Then he was asked about why he chose the color RED for one of his series back then..... now here was a time that I thought to myself,... okay,... I've heard him answer this question before, how lucid is he at 80 years old...?... Well, after a long uncomfortable pause, as I am pressing my toes through the soles of my newly bought Basquiat shoes... [another blog]... he answered it correctly.... and brilliantly. He said, "I chose the color RED because it was the most difficult color to use. I wanted to challenge myself." That 'challenging thing' was probably from his influence of his adversarial (and beloved) teacher, Joseph Albers of Black Mountain College.

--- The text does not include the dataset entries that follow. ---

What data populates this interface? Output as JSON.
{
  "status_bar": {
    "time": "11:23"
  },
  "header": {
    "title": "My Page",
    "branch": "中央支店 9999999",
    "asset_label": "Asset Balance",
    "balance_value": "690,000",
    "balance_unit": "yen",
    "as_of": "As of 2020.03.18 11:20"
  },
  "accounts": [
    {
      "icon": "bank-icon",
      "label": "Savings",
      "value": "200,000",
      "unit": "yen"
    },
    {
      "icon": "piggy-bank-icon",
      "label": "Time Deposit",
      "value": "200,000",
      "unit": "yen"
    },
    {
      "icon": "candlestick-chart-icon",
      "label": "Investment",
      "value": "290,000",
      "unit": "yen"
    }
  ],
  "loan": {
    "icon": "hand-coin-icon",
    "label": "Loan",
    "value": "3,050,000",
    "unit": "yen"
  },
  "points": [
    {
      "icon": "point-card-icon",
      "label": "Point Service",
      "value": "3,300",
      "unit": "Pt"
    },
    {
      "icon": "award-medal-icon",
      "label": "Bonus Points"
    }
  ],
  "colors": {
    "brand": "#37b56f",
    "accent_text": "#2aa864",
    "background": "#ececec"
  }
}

He also told a funny story about the infamous goat in the piece named 'Monogram' This is the piece that is a canvas on the floor with a goat standing on it. He told of passing by this office supply store and saw this goat in the window. He thought, hmmm, I am going to go inside and ask why the goat was in the window. Well, the owner said, you know, I have been in the office supply business a long time. I get so many big boxes that come though here every month that I have gotten pretty good at guessing what is in the box without even opening it. Well,.... pretty good that is!. There stood this scraggly goat with matted hair. Not so good a guessing that day, I suppose! Bob asked the fellow, how much would he sell the goat for? The man promptly said I wouldn't sell it, but if he did, it would be for 30 dollars! Bob only had 15 dollars on him, which was his entire months rent. (1952 or so), so he said he would be back as soon as he could, with the rest of the money. Well, it took him a while to get the rest of the money together. When he did, he went back to 52 Street, (I think he said) and found that the guy had gone out of business. So he got the goat for 15 bucks. Paul laughed and said that the guy from that store owns half of 'Monogram' (now worth millions, I'm sure). Bob, went, hmmmm. He probably won't be telling that story again! He said he painted the canvas that the goat stands on, on the ground. He said he painted it to be a garden for the goat. I can't help but think of Picasso's famous sculpture of a goat that he took to each house he moved to. That goat stood guard outside of each home in the South of France. Not so much with Bob's goat though.... His goat, after several bottles of HUMAN shampoo (because, where do you find good goat shampoo) to clear up the matted fur (this is a long haired goat), Add to that the goat had paint globbed onto the it's snout. People were very offended at that and the rubber tire around the belly of the goat. But that is what made it great.
A few other quotes of the day....
"If it doesn't FRIGHTEN or CHALLENGE me, I move on"
"All I had was me, and I wanted to make something"
"I came out of poverty, doesn't everything (good)?
"Naming my pieces is sometimes the best part"
(He really loves naming his pieces, I thought that was interesting.)
"It's another ADVENTURE"
BTW- He was born in Port Arthur, Texas, and lived there until he was 17.
ROBERT RAUSCHENBERG COMBINES at MOCA
The Museum of Contemporary Art, Los Angels, CA.
Go see it if you can!
ps - he was actually at the members opening the night before as well. Such a trooper. He so loves to enjoy life and have a good time. God Bless Him. He has made an enormous contribution to the art world.
And so it goes. I suppose...
Shortly before Andy Warhol died he posed for this great poster of the show he and Basquiat did together. Very interesting work that they created together. Warhol started each canvas, and Jean Michel would paint it out.
Watch Warhol and Basquiat on YouTube
Labels: Famous Artists